Making It New: The Art and Style of Sara and Gerald Murphy

Begin Date2008-06-01
End Date2008-09-14
CuratorsWilliam Rudolph, Dorothy Kosinski
Last Harvested At2022-03-05
Credit LineThis exhibition was organized by the Williams College Museum of Art, Williamstown, Massachusetts, curated by Deborah M. Rothschild, and made possible in part by the National Endowment for the Humanities: great ideas brought to life; the Terra Foundation for American Art; the Getty Foundation; and the Dedalus Foundation, Inc. The presentation in Dallas is made possible Museum Tower. Air transportation was provided by American Airlines. Promotional support was provided by CBS Radio: KLUV and JACK-FM, PaperCity, and WBAP.
LocationMarguerite and Robert Hoffman Galleries
OrganizerWilliams College Museum of Art

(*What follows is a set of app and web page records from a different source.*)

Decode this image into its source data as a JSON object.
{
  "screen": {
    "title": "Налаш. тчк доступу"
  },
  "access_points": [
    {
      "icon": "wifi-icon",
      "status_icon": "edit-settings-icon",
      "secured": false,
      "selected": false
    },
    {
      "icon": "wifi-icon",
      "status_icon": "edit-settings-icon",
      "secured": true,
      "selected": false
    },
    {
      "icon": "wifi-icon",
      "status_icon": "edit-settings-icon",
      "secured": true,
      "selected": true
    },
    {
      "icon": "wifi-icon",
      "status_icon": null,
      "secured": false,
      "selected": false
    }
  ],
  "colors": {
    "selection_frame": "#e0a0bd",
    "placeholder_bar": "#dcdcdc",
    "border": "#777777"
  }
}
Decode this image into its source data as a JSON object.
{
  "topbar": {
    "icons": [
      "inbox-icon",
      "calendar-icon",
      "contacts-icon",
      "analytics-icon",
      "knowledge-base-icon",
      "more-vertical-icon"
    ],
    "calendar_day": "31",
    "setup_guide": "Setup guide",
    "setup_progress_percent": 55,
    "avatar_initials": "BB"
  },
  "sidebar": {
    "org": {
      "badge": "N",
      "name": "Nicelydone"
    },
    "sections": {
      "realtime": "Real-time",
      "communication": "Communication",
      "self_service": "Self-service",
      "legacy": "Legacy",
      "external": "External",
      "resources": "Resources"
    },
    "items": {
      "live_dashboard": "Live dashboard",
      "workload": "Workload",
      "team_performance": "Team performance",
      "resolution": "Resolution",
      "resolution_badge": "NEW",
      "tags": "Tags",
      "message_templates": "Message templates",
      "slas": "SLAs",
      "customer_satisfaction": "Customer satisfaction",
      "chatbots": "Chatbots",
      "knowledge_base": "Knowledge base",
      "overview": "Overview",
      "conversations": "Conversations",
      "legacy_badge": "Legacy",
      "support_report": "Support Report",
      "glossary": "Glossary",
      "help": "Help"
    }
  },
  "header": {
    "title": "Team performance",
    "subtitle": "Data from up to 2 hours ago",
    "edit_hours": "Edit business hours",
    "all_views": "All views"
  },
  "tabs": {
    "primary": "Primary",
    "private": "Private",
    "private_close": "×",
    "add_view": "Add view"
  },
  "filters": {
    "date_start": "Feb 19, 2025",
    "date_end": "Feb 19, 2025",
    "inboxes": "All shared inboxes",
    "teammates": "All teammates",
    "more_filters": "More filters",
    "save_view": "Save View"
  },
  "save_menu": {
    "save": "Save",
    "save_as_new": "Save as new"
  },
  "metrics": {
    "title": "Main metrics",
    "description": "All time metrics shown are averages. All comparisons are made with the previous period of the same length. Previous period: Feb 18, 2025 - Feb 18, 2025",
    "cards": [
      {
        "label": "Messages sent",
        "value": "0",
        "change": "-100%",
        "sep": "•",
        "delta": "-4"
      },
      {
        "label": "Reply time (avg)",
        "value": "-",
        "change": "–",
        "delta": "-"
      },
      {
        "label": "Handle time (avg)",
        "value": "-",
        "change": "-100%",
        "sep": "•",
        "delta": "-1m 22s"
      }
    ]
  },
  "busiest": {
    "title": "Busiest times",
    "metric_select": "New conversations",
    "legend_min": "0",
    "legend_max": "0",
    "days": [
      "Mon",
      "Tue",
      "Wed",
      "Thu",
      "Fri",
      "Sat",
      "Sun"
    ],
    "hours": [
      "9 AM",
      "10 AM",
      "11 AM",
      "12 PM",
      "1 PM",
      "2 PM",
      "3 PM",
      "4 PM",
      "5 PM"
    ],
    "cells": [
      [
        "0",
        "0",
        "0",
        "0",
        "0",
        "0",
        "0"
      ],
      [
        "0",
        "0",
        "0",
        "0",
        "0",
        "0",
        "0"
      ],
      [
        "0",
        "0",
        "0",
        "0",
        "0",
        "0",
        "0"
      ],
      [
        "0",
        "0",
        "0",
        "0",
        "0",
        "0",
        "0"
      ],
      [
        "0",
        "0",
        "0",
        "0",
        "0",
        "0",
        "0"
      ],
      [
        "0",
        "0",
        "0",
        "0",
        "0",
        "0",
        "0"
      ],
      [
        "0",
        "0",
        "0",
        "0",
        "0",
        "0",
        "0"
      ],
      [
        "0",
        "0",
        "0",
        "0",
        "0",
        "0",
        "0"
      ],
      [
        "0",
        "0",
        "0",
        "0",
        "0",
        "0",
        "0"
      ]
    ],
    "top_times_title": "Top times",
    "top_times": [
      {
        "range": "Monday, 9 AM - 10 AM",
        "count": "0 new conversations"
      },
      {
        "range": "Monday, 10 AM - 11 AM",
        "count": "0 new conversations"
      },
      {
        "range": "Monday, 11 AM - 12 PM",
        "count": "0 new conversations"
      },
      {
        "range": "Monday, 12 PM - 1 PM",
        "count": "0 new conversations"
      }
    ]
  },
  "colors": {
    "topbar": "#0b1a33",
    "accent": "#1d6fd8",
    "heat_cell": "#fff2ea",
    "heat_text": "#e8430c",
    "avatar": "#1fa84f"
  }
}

DescriptionThis exhibition explores the extraordinary lives of Sara and Gerald Murphy and the couple's influence on a remarkable constellation of creative artists that flourished in Paris and the Riviera in the 1920s and 1930s. Friends of Ernest Hemingway, F. Scott Fitzgerald, Pablo Picasso, Igor Stravinsky, Cole Porter, Dorothy Parker, Alfred Hitchcock, and Fernand Léger, the Murphys strove to make something fine and beautiful of their lives through "living well," creating art, and encouraging artist and writer friends. The result was some of the most noteworthy literature, music, theater, and art of the last century. Often portrayed simply as wealthy patrons, the Murphys in fact improvised their own brand of unconventional modernism that was a source of inspiration to their many talented friends. The Dallas Museum of Art holds in its permanent collection two of only seven Gerald Murphy paintings that are known to have survived out of an oeuvre that comprises only fourteen paintings. Both "Razor" (1924) and "Watch" (1925) will be featured in the exhibition. Organized by the Williams College Museum of Art. Organizing curator in Dallas is Dr. Dorothy Kosinski, Senior Curator of Painting and Sculpture and The Barbara Thomas Lemmon Curator of European Art at the Dallas Museum of Art.